“We all just decide”. If we wanted that, we’d just do that. What have we got here – we all just decide twice. Then we flip a coin.

“Oh, but if we roll enough we wont be able to predict the ending”

Okay, cool, how many times is that? We’ll write it down as a rule that you have to roll that many times a session, before the session is done.

“Umm, errr, I don’t want to be fixed in this or forced…”

Yeah, I know. That’s my point. A truely unpredictable ending would be fixed upon you and forced upon you. It’s supposed to be unpleasant in that ‘I have no control’ way. That’s how surprises are. Real surprises.

You’ve got too much control to genuinely have an upredictable ending. And I’m obviously not just a negative nelly – tell me how many rolls it takes for a genuinely unpredictable ending. We’ll make it a hard and enforced rule. I’m up for a constructive way out of this. Perhaps roleplay design could move on from this.

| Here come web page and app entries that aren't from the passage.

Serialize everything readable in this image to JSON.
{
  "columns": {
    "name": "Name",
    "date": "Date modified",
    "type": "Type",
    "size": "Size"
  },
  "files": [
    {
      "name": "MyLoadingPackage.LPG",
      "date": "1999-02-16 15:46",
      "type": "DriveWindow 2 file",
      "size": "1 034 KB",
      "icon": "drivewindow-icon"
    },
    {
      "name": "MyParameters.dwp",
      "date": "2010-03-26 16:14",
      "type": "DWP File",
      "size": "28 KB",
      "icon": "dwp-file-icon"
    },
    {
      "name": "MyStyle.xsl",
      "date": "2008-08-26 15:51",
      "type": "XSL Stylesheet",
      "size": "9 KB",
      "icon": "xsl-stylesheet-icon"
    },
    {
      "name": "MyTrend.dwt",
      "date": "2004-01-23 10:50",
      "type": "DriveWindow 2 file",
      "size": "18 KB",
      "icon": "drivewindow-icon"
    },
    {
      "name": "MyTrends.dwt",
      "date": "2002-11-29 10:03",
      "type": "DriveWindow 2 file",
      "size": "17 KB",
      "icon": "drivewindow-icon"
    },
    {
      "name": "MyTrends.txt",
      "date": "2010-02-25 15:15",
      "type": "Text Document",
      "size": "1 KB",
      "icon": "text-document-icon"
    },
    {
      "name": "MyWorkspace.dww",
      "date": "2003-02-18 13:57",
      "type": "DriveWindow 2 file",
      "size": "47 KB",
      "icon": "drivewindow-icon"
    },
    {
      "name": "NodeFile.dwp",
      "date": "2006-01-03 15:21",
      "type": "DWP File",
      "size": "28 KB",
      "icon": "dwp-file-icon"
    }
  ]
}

I just don’t think this sort of mechanic really contributes, even if it feels really different for a antagonist to die a bit latter. I’ll grant that is different from just deciding it yourself. I just don’t think it’s that different or different enough to be considered a contribution by the ruleset. Or to put it in a possitive frame, if that feels really different, imagine what it’d be like if you had rules you just had to use?

Yah, maybe I should have framed this from the ‘hey, if you like this, perhaps…’ possitive angle…ah well.

Simulationism – gaming with the front of the brain turned off?

I was watching something on the brain by Susan Greenfield (she’s a baroness, lol!).

It was on a different subject, but she was describing how a three year old child, if asked what ‘Out, out, brief candle’ means, they’d say it means if you blow on a candle hard enough, it goes out.

There is no dimension of symbology and metaphor for them.

And then I happened to be thinking about simulationism and how people get uptight about ‘it’s not realistic!’ or such. I happened to be thinking that, because I had a dream where the landlord had put our house up for rent. Except the house in my dream wasn’t quite the same as the house I’m actually in. Yet that wasn’t the point, was it?

Except perhaps for gamers heavily inclined towards sim, as much as the three year old has no further dimension to the saying, a simulationist just imagines without any further dimension. Just literalist imagining. No metaphor, no symbology. Indeed Susan Greenfield says the frontal cortex is to do with metaphor and such – so simulationism? Gaming with the front part of your brain turned off?

Interestingly she also says the frontal cortex only starts to really switch on and light up at around age twenty.

Out, out, brief candle!